In addition, there is no evidence that the Respondent has any personal involvement in the healthcare industry in Panama. On the contrary, the Complainant has submitted evidence that the Respondent has been the unsuccessful respondent in at least eight prior disputes under the Policy.
In these circumstances, the Panel has little difficulty in finding that the Respondent has registered and is using the disputed domain names at least in the manner proscribed by paragraph 4(b)(iv) of the Policy:
“b. Evidence of Registration and Use in Bad Faith. For the purposes of Paragraph 4(a)(iii), the following circumstances, in particular but without limitation, if found by the Panel to be present, shall be evidence of the registration and use of a domain name in bad faith:
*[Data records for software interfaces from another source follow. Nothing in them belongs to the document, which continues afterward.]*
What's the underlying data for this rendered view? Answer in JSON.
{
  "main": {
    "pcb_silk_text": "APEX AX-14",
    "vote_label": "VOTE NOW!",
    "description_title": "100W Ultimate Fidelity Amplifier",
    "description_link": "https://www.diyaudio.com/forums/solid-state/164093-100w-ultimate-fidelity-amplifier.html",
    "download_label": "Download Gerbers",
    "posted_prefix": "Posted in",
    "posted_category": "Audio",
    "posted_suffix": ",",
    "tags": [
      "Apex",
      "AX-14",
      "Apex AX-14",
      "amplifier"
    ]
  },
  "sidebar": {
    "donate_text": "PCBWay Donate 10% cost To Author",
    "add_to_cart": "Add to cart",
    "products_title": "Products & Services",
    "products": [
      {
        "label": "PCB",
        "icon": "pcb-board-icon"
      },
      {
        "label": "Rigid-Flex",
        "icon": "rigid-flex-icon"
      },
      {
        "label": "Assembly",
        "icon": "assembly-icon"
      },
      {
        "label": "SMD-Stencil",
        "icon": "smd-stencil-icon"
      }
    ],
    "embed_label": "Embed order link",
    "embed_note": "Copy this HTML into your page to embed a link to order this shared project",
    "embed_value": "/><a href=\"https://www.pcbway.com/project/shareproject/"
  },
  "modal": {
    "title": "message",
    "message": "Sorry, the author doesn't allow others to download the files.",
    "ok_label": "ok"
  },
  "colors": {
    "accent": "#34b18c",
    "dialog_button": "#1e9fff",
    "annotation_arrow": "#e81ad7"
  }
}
“(iv) by using the domain name, you have intentionally attempted to attract, for commercial gain, Internet users to your web site or other on-line location, by creating a likelihood of confusion with the complainant’s mark as to the source, sponsorship, affiliation, or endorsement of your web site or location or of a product or service on your web site or location.”
On the record in this administrative proceeding, therefore, the Panel finds the Respondent has registered and used both disputed domain names in bad faith.
Accordingly, the Complainants have established all three requirements under the Policy.
For the foregoing reasons, in accordance with paragraphs 4(i) of the Policy and 15 of the Rules, the Panel orders that the disputed domain names <changehealthcareixt.com> and <changehealthcarecommunicator.com> be transferred to the Complainant.
Warwick A. Rothnie
Date: May 11, 2020
1 As the First Respondent is the Registrar’s privacy proxy service, the Panel will refer to the Second Respondent as the Respondent unless it is necessary to distinguish between the Respondents.